The open-air Fuji Kindergarten in Tokyo is said to be among the best in the world.
With almost no wall partitions, a rooftop boardwalk and trees that grow through its classrooms, it resembles a giant circular playground in which its 650 children can fall and pick themselves up as part of their learning experience.
Its founder and principal, 59-year-old Sekiichi Kato, visited Singapore at the weekend and told a seminar that he believes similar educational facilities could easily be constructed here.
“The design of an environment has to encourage a child to learn,” he said, adding that the school itself is a tool to stimulate the children’s imagination and support their development.

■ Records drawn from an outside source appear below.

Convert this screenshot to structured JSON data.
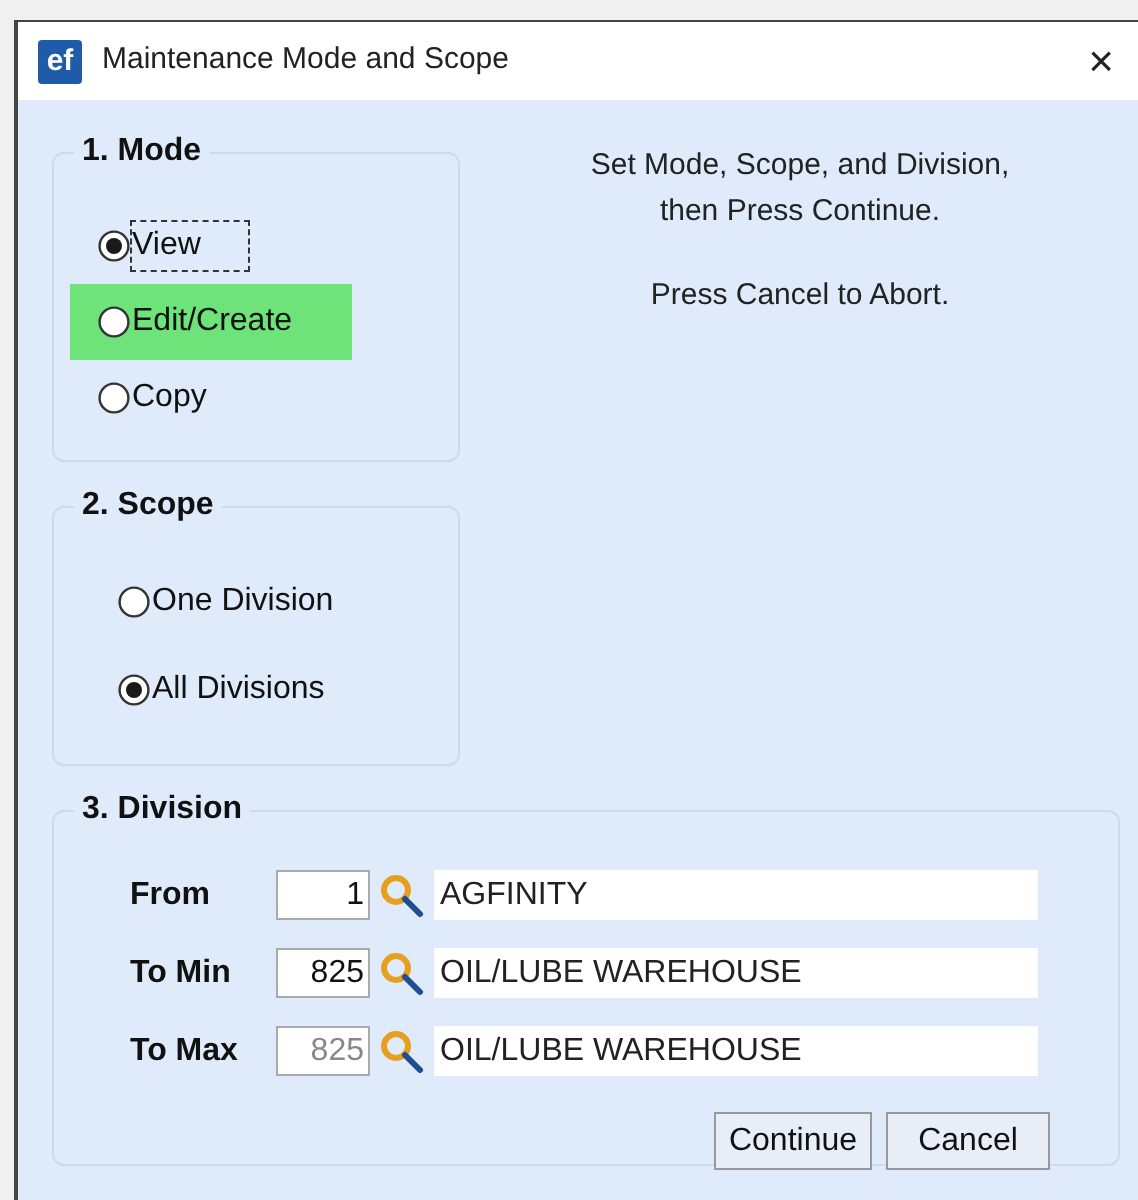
{
  "window": {
    "title": "Maintenance Mode and Scope",
    "logo": "ef",
    "close": "×"
  },
  "mode": {
    "title": "1. Mode",
    "options": [
      {
        "label": "View",
        "selected": true,
        "focused": true,
        "highlighted": false
      },
      {
        "label": "Edit/Create",
        "selected": false,
        "focused": false,
        "highlighted": true
      },
      {
        "label": "Copy",
        "selected": false,
        "focused": false,
        "highlighted": false
      }
    ]
  },
  "instructions": [
    "Set Mode, Scope, and Division,",
    "then Press Continue.",
    "Press Cancel to Abort."
  ],
  "scope": {
    "title": "2. Scope",
    "options": [
      {
        "label": "One Division",
        "selected": false
      },
      {
        "label": "All Divisions",
        "selected": true
      }
    ]
  },
  "division": {
    "title": "3. Division",
    "rows": [
      {
        "label": "From",
        "value": "1",
        "description": "AGFINITY",
        "disabled": false
      },
      {
        "label": "To Min",
        "value": "825",
        "description": "OIL/LUBE WAREHOUSE",
        "disabled": false
      },
      {
        "label": "To Max",
        "value": "825",
        "description": "OIL/LUBE WAREHOUSE",
        "disabled": true
      }
    ]
  },
  "buttons": [
    {
      "label": "Continue"
    },
    {
      "label": "Cancel"
    }
  ]
}
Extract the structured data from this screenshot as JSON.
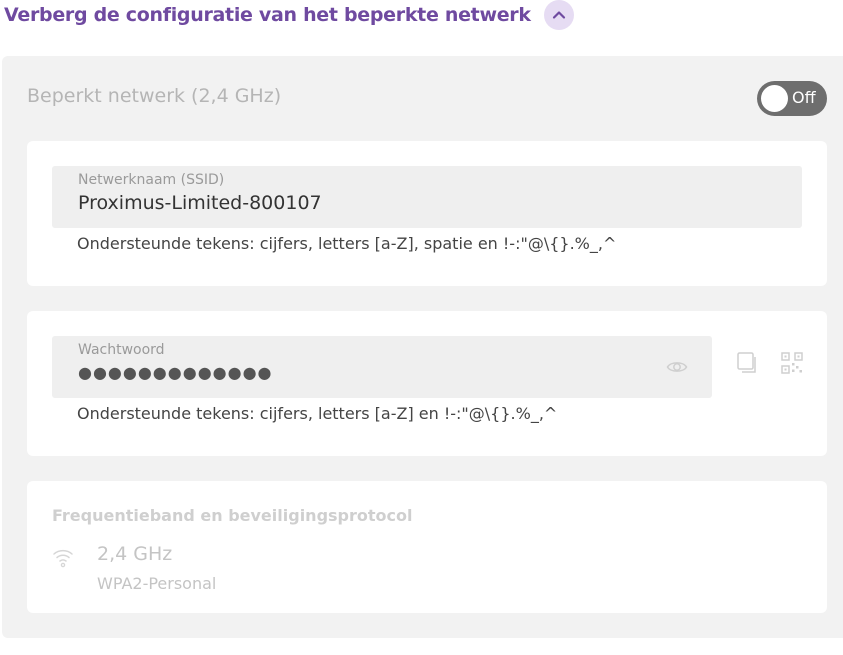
{
  "header": {
    "title": "Verberg de configuratie van het beperkte netwerk",
    "collapse_icon": "chevron-up-icon"
  },
  "network": {
    "title": "Beperkt netwerk (2,4 GHz)",
    "toggle_state": "Off"
  },
  "ssid": {
    "label": "Netwerknaam (SSID)",
    "value": "Proximus-Limited-800107",
    "hint": "Ondersteunde tekens: cijfers, letters [a-Z], spatie en !-:\"@\\{}.%_,^"
  },
  "password": {
    "label": "Wachtwoord",
    "masked_value": "●●●●●●●●●●●●●",
    "hint": "Ondersteunde tekens: cijfers, letters [a-Z] en !-:\"@\\{}.%_,^",
    "reveal_icon": "eye-icon",
    "copy_icon": "copy-icon",
    "qr_icon": "qr-code-icon"
  },
  "frequency": {
    "title": "Frequentieband en beveiligingsprotocol",
    "band": "2,4 GHz",
    "protocol": "WPA2-Personal",
    "icon": "wifi-icon"
  },
  "colors": {
    "accent": "#6f4aa0",
    "accent_light": "#e6dcf3",
    "toggle_off": "#6e6e6e",
    "panel_bg": "#f2f2f2"
  }
}
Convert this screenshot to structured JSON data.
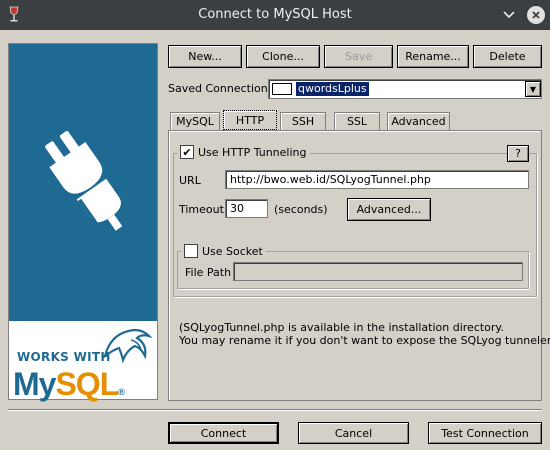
{
  "window": {
    "title": "Connect to MySQL Host"
  },
  "toolbar": {
    "new_label": "New...",
    "clone_label": "Clone...",
    "save_label": "Save",
    "rename_label": "Rename...",
    "delete_label": "Delete"
  },
  "saved_connections": {
    "label": "Saved Connections",
    "selected": "qwordsLplus"
  },
  "tabs": [
    {
      "label": "MySQL"
    },
    {
      "label": "HTTP"
    },
    {
      "label": "SSH"
    },
    {
      "label": "SSL"
    },
    {
      "label": "Advanced"
    }
  ],
  "http": {
    "use_tunneling_label": "Use HTTP Tunneling",
    "use_tunneling_checked": true,
    "help_label": "?",
    "url_label": "URL",
    "url_value": "http://bwo.web.id/SQLyogTunnel.php",
    "timeout_label": "Timeout",
    "timeout_value": "30",
    "timeout_unit": "(seconds)",
    "advanced_label": "Advanced...",
    "use_socket_label": "Use Socket",
    "use_socket_checked": false,
    "file_path_label": "File Path",
    "file_path_value": "",
    "note_line1": "(SQLyogTunnel.php is available in the installation directory.",
    "note_line2": "You may rename it if you don't want to expose the SQLyog tunneler)"
  },
  "branding": {
    "works_with": "WORKS WITH",
    "my": "My",
    "sql": "SQL",
    "reg": "®"
  },
  "footer": {
    "connect_label": "Connect",
    "cancel_label": "Cancel",
    "test_label": "Test Connection"
  },
  "colors": {
    "brand_blue": "#1f6a92",
    "mysql_orange": "#e48e00",
    "selection": "#0a246a",
    "titlebar": "#3c3f41"
  }
}
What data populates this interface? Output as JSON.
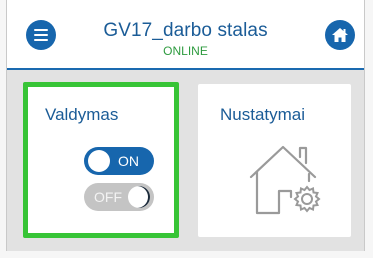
{
  "header": {
    "title": "GV17_darbo stalas",
    "status": "ONLINE"
  },
  "tiles": [
    {
      "label": "Valdymas",
      "toggles": [
        {
          "label": "ON",
          "state": "on"
        },
        {
          "label": "OFF",
          "state": "off"
        }
      ]
    },
    {
      "label": "Nustatymai",
      "icon": "house-gear-icon"
    }
  ],
  "colors": {
    "primary": "#1766ad",
    "status": "#2e9b3f",
    "active_border": "#37c436"
  }
}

However, he said that while educators here can learn from the models of other kindergartens, they should still do what is best suited for their young learners.
Over the last two days, Mr Kato, together with his wife Mrs Kumiko Kato, 55, who is the school’s vice-principal, and Mr Takaharu Tezuka, 52, its architect, touched on topics such as the secret to the kindergarten’s success and designing spaces for kids.
Organised by Greentree Montessori and Chinese Montessori International, the seminar, held at the National Museum, was attended by some 170 participants, including early childhood educators and school leaders.
Ms Charmaine Soh, founder and director of Greentree Montessori, hoped that the seminar would encourage educators to “think out of the box” and make changes to their teaching environment.
Children are uncomplicated, she said. “Given some trees to climb or some space to run, they will be happy, and they learn, too.”
Those who attended said they hope to incorporate the kindergarten’s best practices in their own centres.
Pre-school educator Henry Ong, 45, will explore a few of these practices – such as looking into the design of his centre and organising outings to expose the kids to nature and the outdoors.
He said: “It is good to create an environment for children to have the freedom to learn and try out new things.”